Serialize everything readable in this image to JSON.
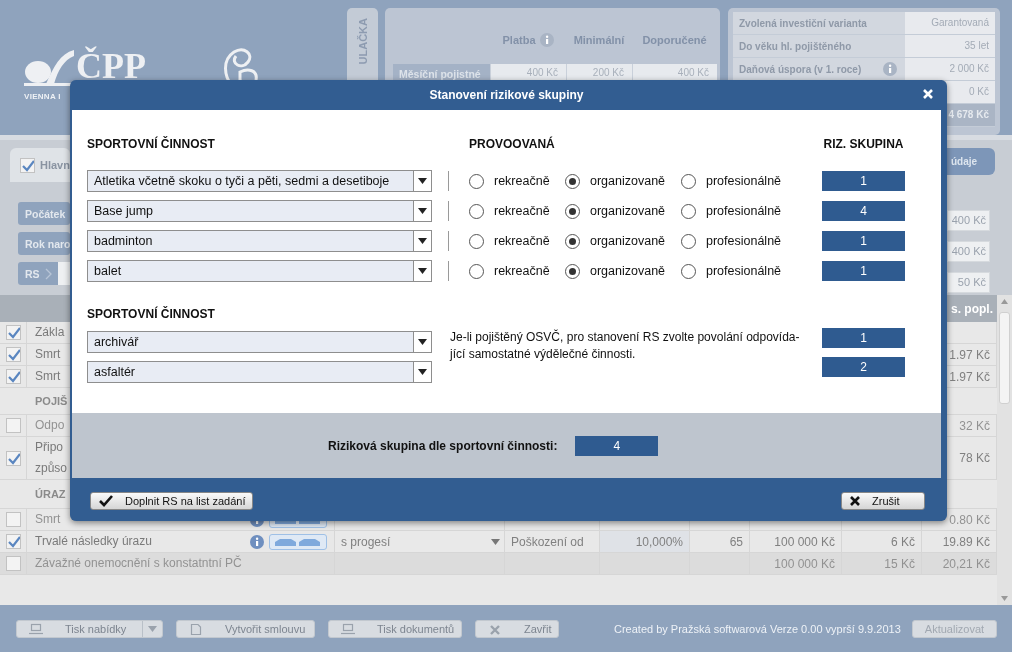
{
  "header": {
    "logo": {
      "name": "ČPP",
      "tagline": "VIENNA I"
    },
    "side_tab": "ULAČKA",
    "payment_panel": {
      "columns": [
        {
          "label": "Platba",
          "info": true
        },
        {
          "label": "Minimální",
          "info": false
        },
        {
          "label": "Doporučené",
          "info": false
        }
      ],
      "row_label": "Měsíční pojistné",
      "values": [
        "400 Kč",
        "200 Kč",
        "400 Kč"
      ]
    },
    "summary": [
      {
        "kind": "row",
        "label": "Zvolená investiční varianta",
        "value": "Garantovaná",
        "info": false
      },
      {
        "kind": "row",
        "label": "Do věku hl. pojištěného",
        "value": "35 let",
        "info": false
      },
      {
        "kind": "row",
        "label": "Daňová úspora (v 1. roce)",
        "value": "2 000 Kč",
        "info": true
      },
      {
        "kind": "row",
        "value": "0 Kč",
        "info": false
      },
      {
        "kind": "total",
        "value": "4 678 Kč",
        "info": false
      }
    ]
  },
  "form": {
    "tab": {
      "label": "Hlavn",
      "checked": true
    },
    "fields": [
      {
        "label": "Počátek",
        "arrow": false
      },
      {
        "label": "Rok naro",
        "arrow": false
      },
      {
        "label": "RS",
        "arrow": true
      }
    ],
    "details_button": "údaje",
    "values": [
      "400 Kč",
      "400 Kč",
      "50 Kč"
    ]
  },
  "table": {
    "column_9": "s. popl.",
    "rows": [
      {
        "kind": "item",
        "name": "Zákla",
        "checked": true,
        "disabled": false,
        "shaded": false,
        "info": false,
        "car": false
      },
      {
        "kind": "item",
        "name": "Smrt",
        "checked": true,
        "disabled": false,
        "shaded": false,
        "info": false,
        "car": false,
        "cells": {
          "column_9": "1.97 Kč"
        }
      },
      {
        "kind": "item",
        "name": "Smrt",
        "checked": true,
        "disabled": false,
        "shaded": false,
        "info": false,
        "car": false,
        "cells": {
          "column_9": "1.97 Kč"
        }
      },
      {
        "kind": "section",
        "name": "POJIŠ"
      },
      {
        "kind": "item",
        "name": "Odpo",
        "checked": false,
        "disabled": true,
        "shaded": false,
        "info": false,
        "car": false,
        "cells": {
          "column_9": "32 Kč"
        }
      },
      {
        "kind": "item",
        "name": "Připo\nzpůso",
        "checked": true,
        "disabled": false,
        "shaded": false,
        "info": false,
        "car": false,
        "cells": {
          "column_9": "78 Kč"
        }
      },
      {
        "kind": "section",
        "name": "ÚRAZ"
      },
      {
        "kind": "item",
        "name": "Smrt",
        "checked": false,
        "disabled": true,
        "shaded": false,
        "info": true,
        "car": true,
        "cells": {
          "column_9": "0.80 Kč"
        }
      },
      {
        "kind": "item",
        "name": "Trvalé následky úrazu",
        "checked": true,
        "disabled": false,
        "shaded": false,
        "info": true,
        "car": true,
        "cells": {
          "column_3": "s progesí",
          "column_4": "Poškození od",
          "column_5": "10,000%",
          "column_6": "65",
          "column_7": "100 000 Kč",
          "column_8": "6 Kč",
          "column_9": "19.89 Kč"
        }
      },
      {
        "kind": "item",
        "name": "Závažné onemocnění s konstatntní PČ",
        "checked": false,
        "disabled": true,
        "shaded": true,
        "info": false,
        "car": false,
        "cells": {
          "column_7": "100 000 Kč",
          "column_8": "15 Kč",
          "column_9": "20,21 Kč"
        }
      }
    ]
  },
  "footer": {
    "buttons": [
      {
        "label": "Tisk nabídky",
        "dropdown": true
      },
      {
        "label": "Vytvořit smlouvu",
        "dropdown": false
      },
      {
        "label": "Tisk dokumentů",
        "dropdown": false
      },
      {
        "label": "Zavřit",
        "dropdown": false
      }
    ],
    "credits": "Created by Pražská softwarová  Verze 0.00 vyprší 9.9.2013",
    "update_button": "Aktualizovat"
  },
  "dialog": {
    "title": "Stanovení rizikové skupiny",
    "sport_heading": "SPORTOVNÍ ČINNOST",
    "mode_heading": "PROVOOVANÁ",
    "group_heading": "RIZ. SKUPINA",
    "sports": [
      {
        "activity": "Atletika včetně skoku o tyči a pěti, sedmi a desetiboje",
        "options": [
          {
            "label": "rekreačně",
            "selected": false
          },
          {
            "label": "organizovaně",
            "selected": true
          },
          {
            "label": "profesionálně",
            "selected": false
          }
        ],
        "group": "1"
      },
      {
        "activity": "Base jump",
        "options": [
          {
            "label": "rekreačně",
            "selected": false
          },
          {
            "label": "organizovaně",
            "selected": true
          },
          {
            "label": "profesionálně",
            "selected": false
          }
        ],
        "group": "4"
      },
      {
        "activity": "badminton",
        "options": [
          {
            "label": "rekreačně",
            "selected": false
          },
          {
            "label": "organizovaně",
            "selected": true
          },
          {
            "label": "profesionálně",
            "selected": false
          }
        ],
        "group": "1"
      },
      {
        "activity": "balet",
        "options": [
          {
            "label": "rekreačně",
            "selected": false
          },
          {
            "label": "organizovaně",
            "selected": true
          },
          {
            "label": "profesionálně",
            "selected": false
          }
        ],
        "group": "1"
      }
    ],
    "occupation_heading": "SPORTOVNÍ ČINNOST",
    "occupations": [
      {
        "activity": "archivář",
        "group": "1"
      },
      {
        "activity": "asfaltér",
        "group": "2"
      }
    ],
    "occupation_note": "Je-li pojištěný OSVČ, pro stanovení RS zvolte povolání odpovída-jící samostatné výdělečné činnosti.",
    "result_label": "Riziková skupina dle sportovní činnosti:",
    "result_value": "4",
    "confirm_button": "Doplnit RS na list zadání",
    "cancel_button": "Zrušit"
  }
}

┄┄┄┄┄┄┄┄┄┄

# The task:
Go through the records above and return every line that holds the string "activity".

# Exercise output:
        "activity": "Atletika včetně skoku o tyči a pěti, sedmi a desetiboje",
        "activity": "Base jump",
        "activity": "badminton",
        "activity": "balet",
        "activity": "archivář",
        "activity": "asfaltér",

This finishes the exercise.